INPUT ->

_ _ _

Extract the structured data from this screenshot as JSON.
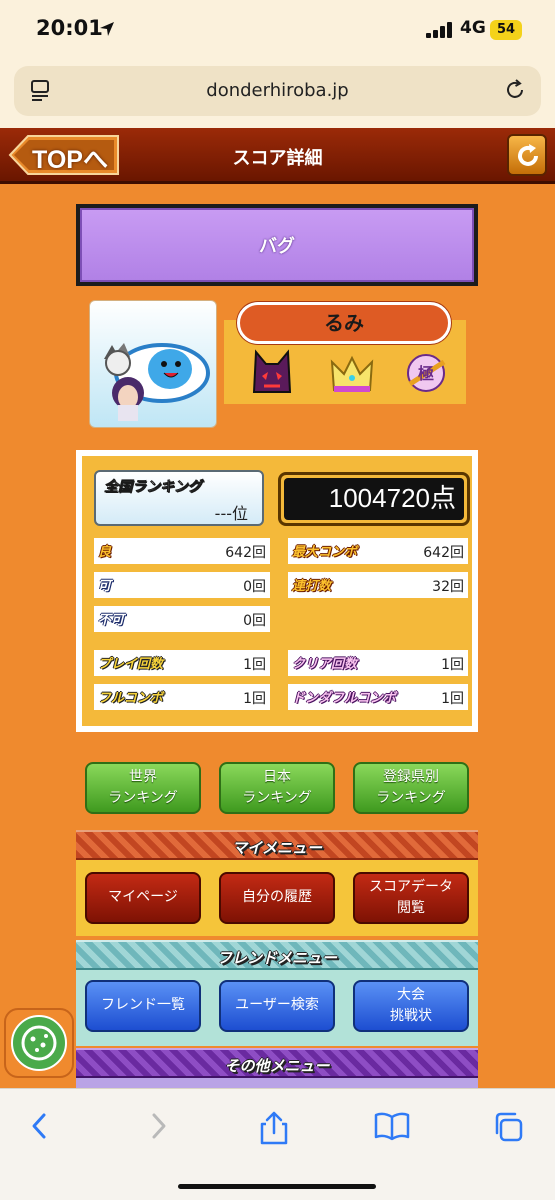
{
  "status_bar": {
    "time": "20:01",
    "network": "4G",
    "battery": "54"
  },
  "browser": {
    "url": "donderhiroba.jp"
  },
  "header": {
    "back_label": "TOPへ",
    "title": "スコア詳細"
  },
  "song": {
    "title": "バグ"
  },
  "player": {
    "name": "るみ",
    "badges": [
      "oni-difficulty-icon",
      "rainbow-crown-icon",
      "kiwami-rank-icon"
    ]
  },
  "score": {
    "ranking_label": "全国ランキング",
    "ranking_value": "---位",
    "total": "1004720点",
    "stats_left": [
      {
        "label": "良",
        "value": "642回"
      },
      {
        "label": "可",
        "value": "0回"
      },
      {
        "label": "不可",
        "value": "0回"
      }
    ],
    "stats_right": [
      {
        "label": "最大コンボ",
        "value": "642回"
      },
      {
        "label": "連打数",
        "value": "32回"
      }
    ],
    "play_count_label": "プレイ回数",
    "play_count": "1回",
    "clear_count_label": "クリア回数",
    "clear_count": "1回",
    "full_combo_label": "フルコンボ",
    "full_combo": "1回",
    "donda_full_combo_label": "ドンダフルコンボ",
    "donda_full_combo": "1回"
  },
  "ranking_buttons": {
    "world_1": "世界",
    "world_2": "ランキング",
    "japan_1": "日本",
    "japan_2": "ランキング",
    "pref_1": "登録県別",
    "pref_2": "ランキング"
  },
  "my_menu": {
    "header": "マイメニュー",
    "mypage": "マイページ",
    "history": "自分の履歴",
    "scoredata_1": "スコアデータ",
    "scoredata_2": "閲覧"
  },
  "friend_menu": {
    "header": "フレンドメニュー",
    "friend_list": "フレンド一覧",
    "user_search": "ユーザー検索",
    "challenge_1": "大会",
    "challenge_2": "挑戦状"
  },
  "other_menu": {
    "header": "その他メニュー"
  },
  "colors": {
    "page_bg": "#ef8a2e",
    "header_bg": "#8a2306",
    "song_panel": "#b98aeb",
    "green_button": "#5cb83a",
    "red_button": "#a21e0c",
    "blue_button": "#3a72e8"
  }
}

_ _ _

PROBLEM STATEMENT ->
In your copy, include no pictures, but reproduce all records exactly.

ANSWER TO THIS TASK ->
Extract the structured data from this screenshot as JSON.
{
  "status_bar": {
    "time": "20:01",
    "network": "4G",
    "battery": "54"
  },
  "browser": {
    "url": "donderhiroba.jp"
  },
  "header": {
    "back_label": "TOPへ",
    "title": "スコア詳細"
  },
  "song": {
    "title": "バグ"
  },
  "player": {
    "name": "るみ",
    "badges": [
      "oni-difficulty-icon",
      "rainbow-crown-icon",
      "kiwami-rank-icon"
    ]
  },
  "score": {
    "ranking_label": "全国ランキング",
    "ranking_value": "---位",
    "total": "1004720点",
    "stats_left": [
      {
        "label": "良",
        "value": "642回"
      },
      {
        "label": "可",
        "value": "0回"
      },
      {
        "label": "不可",
        "value": "0回"
      }
    ],
    "stats_right": [
      {
        "label": "最大コンボ",
        "value": "642回"
      },
      {
        "label": "連打数",
        "value": "32回"
      }
    ],
    "play_count_label": "プレイ回数",
    "play_count": "1回",
    "clear_count_label": "クリア回数",
    "clear_count": "1回",
    "full_combo_label": "フルコンボ",
    "full_combo": "1回",
    "donda_full_combo_label": "ドンダフルコンボ",
    "donda_full_combo": "1回"
  },
  "ranking_buttons": {
    "world_1": "世界",
    "world_2": "ランキング",
    "japan_1": "日本",
    "japan_2": "ランキング",
    "pref_1": "登録県別",
    "pref_2": "ランキング"
  },
  "my_menu": {
    "header": "マイメニュー",
    "mypage": "マイページ",
    "history": "自分の履歴",
    "scoredata_1": "スコアデータ",
    "scoredata_2": "閲覧"
  },
  "friend_menu": {
    "header": "フレンドメニュー",
    "friend_list": "フレンド一覧",
    "user_search": "ユーザー検索",
    "challenge_1": "大会",
    "challenge_2": "挑戦状"
  },
  "other_menu": {
    "header": "その他メニュー"
  },
  "colors": {
    "page_bg": "#ef8a2e",
    "header_bg": "#8a2306",
    "song_panel": "#b98aeb",
    "green_button": "#5cb83a",
    "red_button": "#a21e0c",
    "blue_button": "#3a72e8"
  }
}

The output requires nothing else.